[Opening Exercise input section]

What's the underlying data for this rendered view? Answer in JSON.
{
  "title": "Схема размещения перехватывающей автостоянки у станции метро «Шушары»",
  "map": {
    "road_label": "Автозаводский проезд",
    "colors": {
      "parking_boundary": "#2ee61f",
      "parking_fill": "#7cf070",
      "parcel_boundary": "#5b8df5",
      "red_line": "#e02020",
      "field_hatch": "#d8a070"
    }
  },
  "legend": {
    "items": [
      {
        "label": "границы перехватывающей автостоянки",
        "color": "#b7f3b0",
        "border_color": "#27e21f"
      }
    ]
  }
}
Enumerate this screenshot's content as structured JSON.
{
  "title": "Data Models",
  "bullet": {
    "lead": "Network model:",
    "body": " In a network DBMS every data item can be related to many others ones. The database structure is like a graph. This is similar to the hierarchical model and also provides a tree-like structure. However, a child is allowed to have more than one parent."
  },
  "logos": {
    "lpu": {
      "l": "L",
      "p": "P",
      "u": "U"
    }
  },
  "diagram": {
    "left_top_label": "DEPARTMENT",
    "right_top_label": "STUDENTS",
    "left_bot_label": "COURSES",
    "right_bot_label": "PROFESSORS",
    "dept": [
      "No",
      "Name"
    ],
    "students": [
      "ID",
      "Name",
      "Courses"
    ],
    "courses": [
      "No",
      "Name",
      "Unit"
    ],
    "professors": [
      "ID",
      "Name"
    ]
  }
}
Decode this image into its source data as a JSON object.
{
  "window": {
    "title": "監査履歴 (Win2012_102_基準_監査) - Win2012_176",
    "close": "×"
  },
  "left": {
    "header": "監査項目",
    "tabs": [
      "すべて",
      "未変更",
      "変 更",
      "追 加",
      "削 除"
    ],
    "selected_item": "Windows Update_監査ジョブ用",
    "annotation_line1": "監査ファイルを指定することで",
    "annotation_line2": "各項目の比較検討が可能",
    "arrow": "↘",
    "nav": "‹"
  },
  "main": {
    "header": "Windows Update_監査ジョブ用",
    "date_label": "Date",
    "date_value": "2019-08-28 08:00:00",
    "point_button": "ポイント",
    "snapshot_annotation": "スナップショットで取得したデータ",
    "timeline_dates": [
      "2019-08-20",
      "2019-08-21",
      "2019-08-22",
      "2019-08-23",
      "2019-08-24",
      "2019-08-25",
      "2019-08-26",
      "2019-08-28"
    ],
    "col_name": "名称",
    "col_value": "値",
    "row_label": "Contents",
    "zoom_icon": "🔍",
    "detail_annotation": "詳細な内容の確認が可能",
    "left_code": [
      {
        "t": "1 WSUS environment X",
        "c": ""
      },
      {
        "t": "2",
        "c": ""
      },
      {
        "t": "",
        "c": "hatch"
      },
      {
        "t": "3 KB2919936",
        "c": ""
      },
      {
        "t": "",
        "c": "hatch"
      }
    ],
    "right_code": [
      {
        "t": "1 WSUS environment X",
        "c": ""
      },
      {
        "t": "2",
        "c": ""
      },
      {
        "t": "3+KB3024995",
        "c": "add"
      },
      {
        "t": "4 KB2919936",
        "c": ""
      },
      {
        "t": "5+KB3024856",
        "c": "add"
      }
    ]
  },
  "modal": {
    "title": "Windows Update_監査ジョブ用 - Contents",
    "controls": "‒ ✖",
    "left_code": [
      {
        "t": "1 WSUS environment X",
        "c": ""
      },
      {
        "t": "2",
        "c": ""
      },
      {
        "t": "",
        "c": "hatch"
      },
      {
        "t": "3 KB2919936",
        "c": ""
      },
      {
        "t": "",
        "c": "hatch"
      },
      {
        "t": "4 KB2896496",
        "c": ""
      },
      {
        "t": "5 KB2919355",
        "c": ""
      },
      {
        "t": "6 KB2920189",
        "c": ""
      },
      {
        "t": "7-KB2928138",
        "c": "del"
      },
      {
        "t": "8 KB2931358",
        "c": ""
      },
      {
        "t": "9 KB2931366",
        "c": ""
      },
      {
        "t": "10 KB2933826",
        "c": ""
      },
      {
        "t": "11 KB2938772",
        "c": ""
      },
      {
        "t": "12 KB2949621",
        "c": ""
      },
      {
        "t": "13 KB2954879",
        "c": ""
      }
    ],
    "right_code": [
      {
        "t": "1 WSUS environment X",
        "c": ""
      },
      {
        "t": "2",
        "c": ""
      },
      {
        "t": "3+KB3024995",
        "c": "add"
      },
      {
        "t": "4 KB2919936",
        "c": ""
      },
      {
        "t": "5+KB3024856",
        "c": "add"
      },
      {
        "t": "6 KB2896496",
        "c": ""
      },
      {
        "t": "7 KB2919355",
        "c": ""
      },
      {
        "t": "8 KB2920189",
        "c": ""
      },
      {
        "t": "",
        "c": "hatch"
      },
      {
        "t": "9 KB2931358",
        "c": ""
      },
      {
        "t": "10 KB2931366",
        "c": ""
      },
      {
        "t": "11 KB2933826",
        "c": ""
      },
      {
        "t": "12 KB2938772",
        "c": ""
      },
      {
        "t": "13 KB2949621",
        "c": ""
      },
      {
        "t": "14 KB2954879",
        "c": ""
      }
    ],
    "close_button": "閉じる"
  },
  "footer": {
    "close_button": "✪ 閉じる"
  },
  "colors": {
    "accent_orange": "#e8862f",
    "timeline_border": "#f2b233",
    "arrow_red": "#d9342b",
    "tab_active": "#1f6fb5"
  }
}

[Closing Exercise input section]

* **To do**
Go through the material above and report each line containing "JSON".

* **Answer to the problem**
What's the underlying data for this rendered view? Answer in JSON.
Enumerate this screenshot's content as structured JSON.
Decode this image into its source data as a JSON object.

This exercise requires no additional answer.